Exercise directions ▸ Read through the data and count the lines that contain the string "Topics"; give only the result.

### Data section

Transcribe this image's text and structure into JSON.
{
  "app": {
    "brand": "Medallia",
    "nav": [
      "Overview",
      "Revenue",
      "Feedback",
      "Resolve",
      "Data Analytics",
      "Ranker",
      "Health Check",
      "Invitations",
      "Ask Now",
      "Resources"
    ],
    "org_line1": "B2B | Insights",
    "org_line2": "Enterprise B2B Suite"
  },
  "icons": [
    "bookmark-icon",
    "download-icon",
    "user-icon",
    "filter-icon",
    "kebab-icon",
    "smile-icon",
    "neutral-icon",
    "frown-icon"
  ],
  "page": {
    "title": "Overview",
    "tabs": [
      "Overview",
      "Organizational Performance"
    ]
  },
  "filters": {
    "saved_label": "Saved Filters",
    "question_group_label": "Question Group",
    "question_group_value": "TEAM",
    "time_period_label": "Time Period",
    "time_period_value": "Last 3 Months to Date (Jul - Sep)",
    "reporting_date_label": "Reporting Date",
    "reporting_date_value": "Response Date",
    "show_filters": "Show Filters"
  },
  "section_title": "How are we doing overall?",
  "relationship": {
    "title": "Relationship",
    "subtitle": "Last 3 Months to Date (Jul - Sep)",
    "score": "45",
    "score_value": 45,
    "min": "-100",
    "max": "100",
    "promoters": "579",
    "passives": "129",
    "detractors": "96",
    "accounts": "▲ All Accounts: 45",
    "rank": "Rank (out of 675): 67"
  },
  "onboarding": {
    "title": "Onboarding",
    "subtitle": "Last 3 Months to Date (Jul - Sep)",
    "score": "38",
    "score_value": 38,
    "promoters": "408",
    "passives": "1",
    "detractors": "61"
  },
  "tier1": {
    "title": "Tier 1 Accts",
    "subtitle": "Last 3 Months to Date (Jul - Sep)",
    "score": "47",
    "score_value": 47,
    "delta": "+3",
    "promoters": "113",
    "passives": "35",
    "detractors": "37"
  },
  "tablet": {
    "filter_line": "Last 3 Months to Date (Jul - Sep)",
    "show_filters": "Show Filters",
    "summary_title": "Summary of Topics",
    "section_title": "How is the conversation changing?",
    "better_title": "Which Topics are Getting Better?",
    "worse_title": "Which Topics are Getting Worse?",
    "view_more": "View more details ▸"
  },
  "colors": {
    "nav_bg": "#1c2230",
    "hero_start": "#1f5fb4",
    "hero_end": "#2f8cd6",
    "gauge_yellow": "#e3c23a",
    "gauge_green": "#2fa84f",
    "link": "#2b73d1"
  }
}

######

Answer box ▸ 3